Decentralized metaverse platform Next Earth is a digital twin of the globe. It’s where users can buy up plots of virtual land that represent real places.
The metaverse is the word on everyone’s lips right now continuously. Even, the virtual world has exploded into the popular consciousness.
A virtual land grab is underway, as parcels of digital real estate, represented by non-fungible tokens (NFTs) are being snapped up for millions of dollars.
Unsurprisingly, big corporate players are making moves in the metaverse. Just like Facebook has rebranded as “metaverse first” company Meta. Microsoft also has bought games company Activision in a $69 billion metaverse play. Further brands from Walmart to Samsung have ventured into the digital realm.
However, decentralized metaverse platforms are pushing back against efforts.
The Fast Growing Next Earth
Next Earth offers a stark alternative to corporate-controlled metaverses. It’s a decentralized metaverse infrastructure based on a digital twin of the Earth. That means that, unlike other popular virtual land projects, Next Earth’s land tiles aren’t based on an arbitrarily scarce virtual territory. In fact, each tile represents a 10m x 10m plot of virtual land, corresponding to a real-world location. Further, It can be purchased and built on by members of the community.
Since its launch in August 2021, Next Earth has seen more than 395,000 NFTs minted. The mining is around $895,000 commission which is earned by users. NFT copies of Manhattan, the most valuable land on the planet, were the first to sell out in Next Earth’s virtual land. The biggest sale so far is the MET New York, resold for $32k with an original mint price of $100. Popular real-world landmarks like the Egyptian pyramids, the Colosseum, and football stadiums also trade like hotcakes. But there’s still plenty more to grab.
“We believe that the metaverse has to be something different than Web 2.0.”- Gábor Rétfalvi
Versatility and Commerciality
Next Earth is intentionally versatile, with use-cases ranging from commercial activity to monetizable artwork and entertainment. Also, it’s not about a mint rush for particular tiles. “The platform is all about giving an economic incentive,” Rétfalvi said. “And the way to do that starts with owning land. But it doesn’t really matter if you have those tiles in the middle of London, or if you have those tiles in the middle of the desert because those tiles will be the key to using different features.”

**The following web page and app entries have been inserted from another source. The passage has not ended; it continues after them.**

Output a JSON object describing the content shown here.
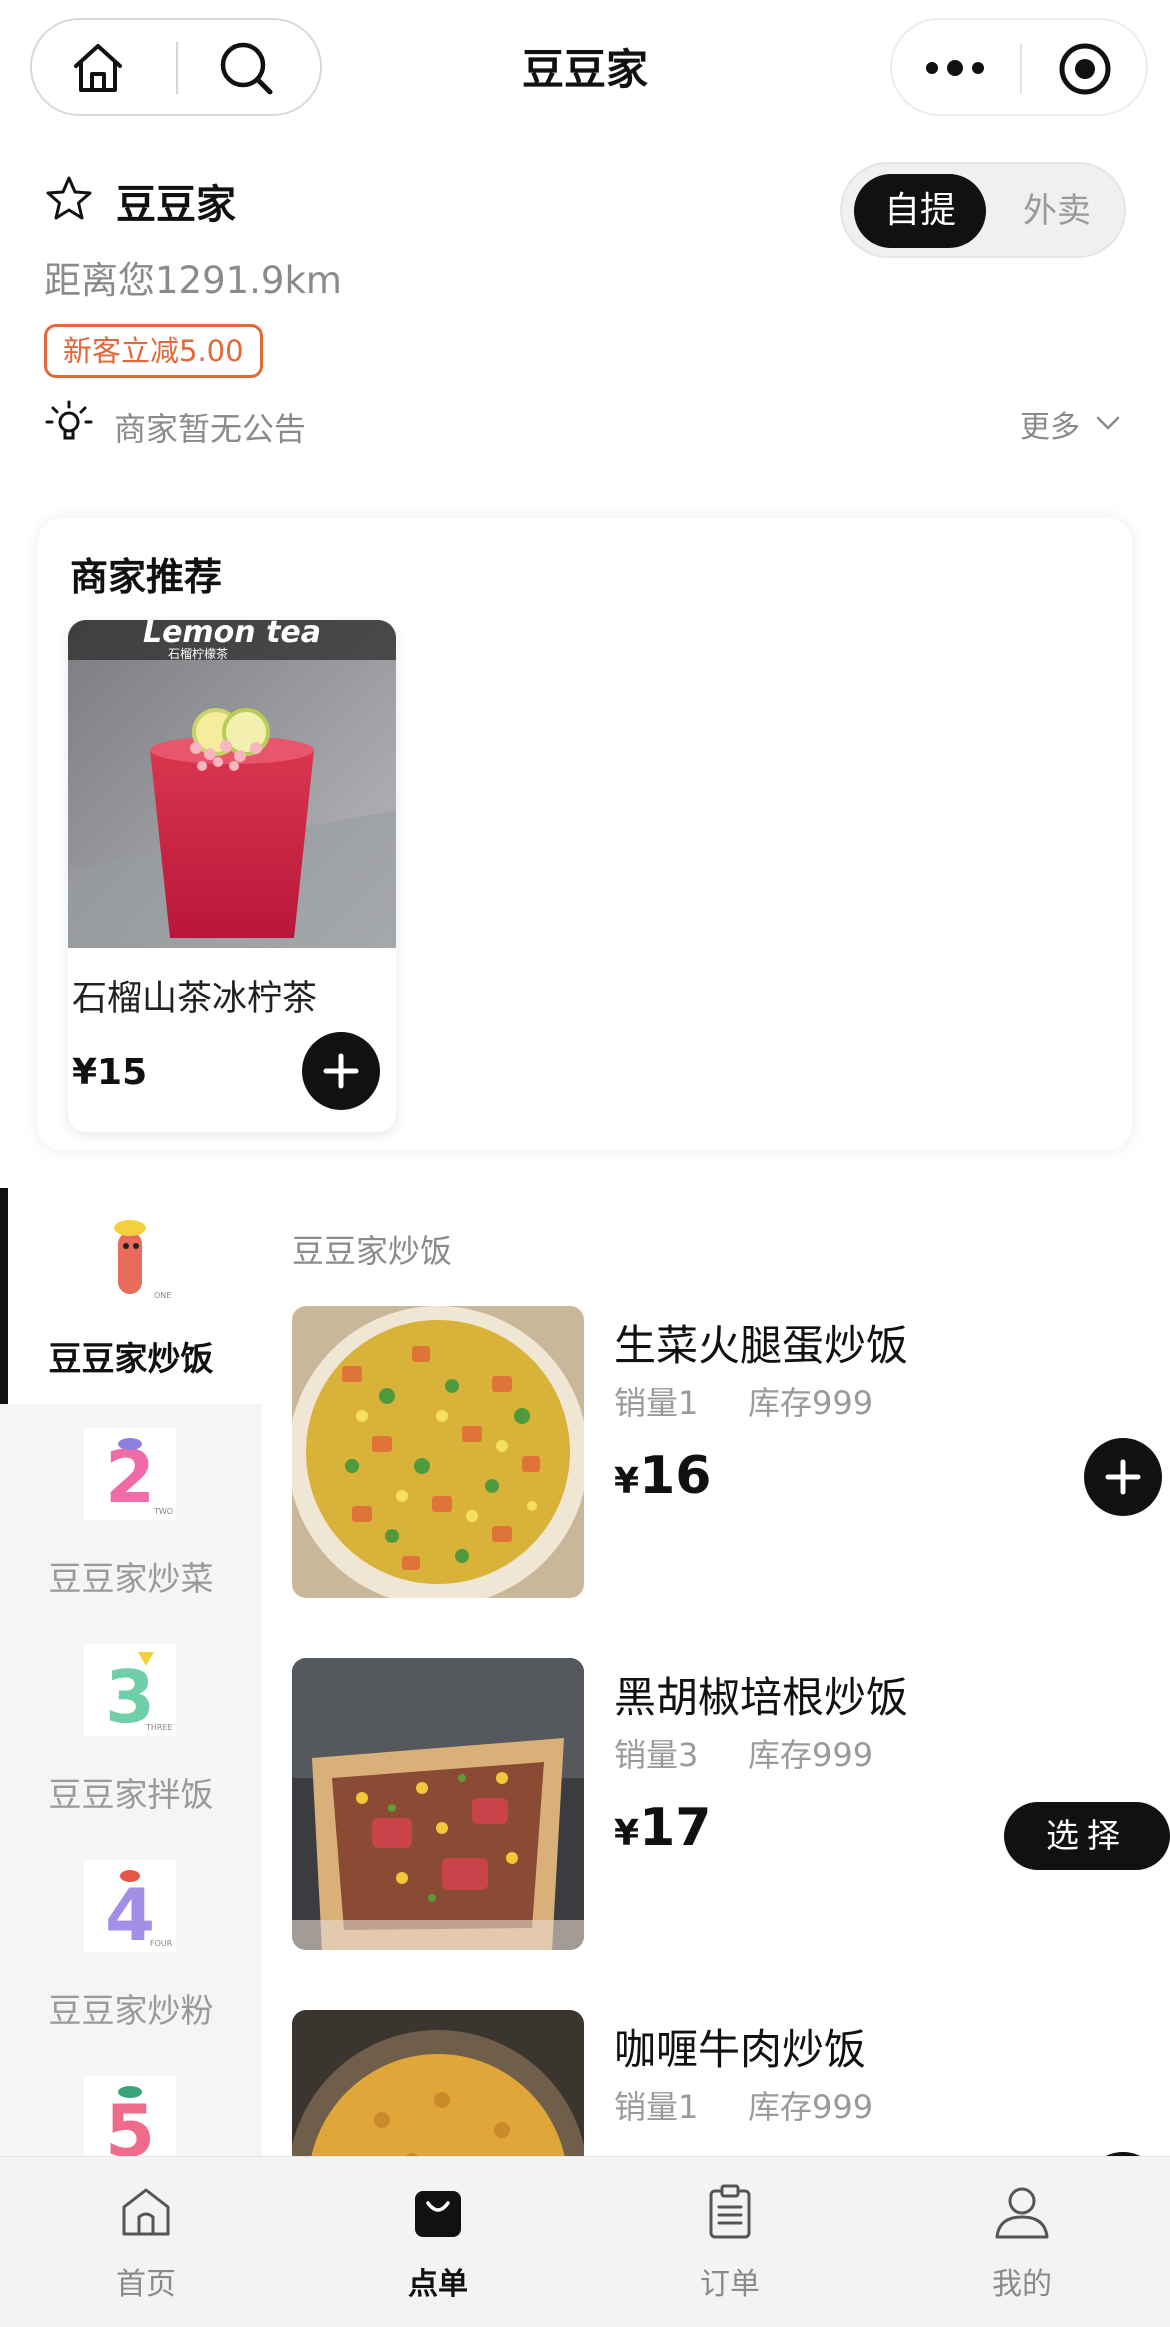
{
  "nav": {
    "title": "豆豆家"
  },
  "shop": {
    "name": "豆豆家",
    "distance": "距离您1291.9km",
    "coupon": "新客立减5.00",
    "notice": "商家暂无公告",
    "more": "更多"
  },
  "mode": {
    "active": "自提",
    "inactive": "外卖"
  },
  "recommend": {
    "title": "商家推荐",
    "items": [
      {
        "name": "石榴山茶冰柠茶",
        "price": "¥15",
        "image_caption": "Lemon tea",
        "image_subcaption": "石榴柠檬茶"
      }
    ]
  },
  "categories": [
    {
      "label": "豆豆家炒饭",
      "number": "1",
      "color": "#e86b5c",
      "active": true
    },
    {
      "label": "豆豆家炒菜",
      "number": "2",
      "color": "#f06ba8",
      "active": false
    },
    {
      "label": "豆豆家拌饭",
      "number": "3",
      "color": "#6ecfa8",
      "active": false
    },
    {
      "label": "豆豆家炒粉",
      "number": "4",
      "color": "#a38ee8",
      "active": false
    },
    {
      "label": "",
      "number": "5",
      "color": "#f06b8a",
      "active": false
    }
  ],
  "list": {
    "section": "豆豆家炒饭",
    "products": [
      {
        "name": "生菜火腿蛋炒饭",
        "sales": "销量1",
        "stock": "库存999",
        "currency": "¥",
        "price": "16",
        "action": "add"
      },
      {
        "name": "黑胡椒培根炒饭",
        "sales": "销量3",
        "stock": "库存999",
        "currency": "¥",
        "price": "17",
        "action": "select",
        "action_label": "选择"
      },
      {
        "name": "咖喱牛肉炒饭",
        "sales": "销量1",
        "stock": "库存999",
        "currency": "¥",
        "price": "",
        "action": "add"
      }
    ]
  },
  "tabs": [
    {
      "label": "首页",
      "icon": "home-icon",
      "active": false
    },
    {
      "label": "点单",
      "icon": "shopping-bag-icon",
      "active": true
    },
    {
      "label": "订单",
      "icon": "clipboard-icon",
      "active": false
    },
    {
      "label": "我的",
      "icon": "user-icon",
      "active": false
    }
  ],
  "colors": {
    "accent": "#111111",
    "coupon": "#e2683a",
    "muted": "#8a8a8a",
    "sidebar_bg": "#f5f5f5",
    "tabbar_bg": "#f2f3f3"
  }
}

The early settlers of Next Earth, about 30,000 landowners, have already begun populating the tiles with pixelated arts, advertisements, and more. And they aren’t just farming the land tiles; in fact, one of the emerging art spaces is built on the water, right around the harbor of a popular location.
As well as leading the charge for a fair metaverse, Next Earth is also aiming to effect change in the real world. A portion of revenue from every NFT trade goes to environmentally-conscious causes, determined by the community members.
So far the community has voted to send $800,000 of the charity budget to charities including The Ocean Cleanup, Amazon Watch, Kiss the Ground, and SEE Turtles.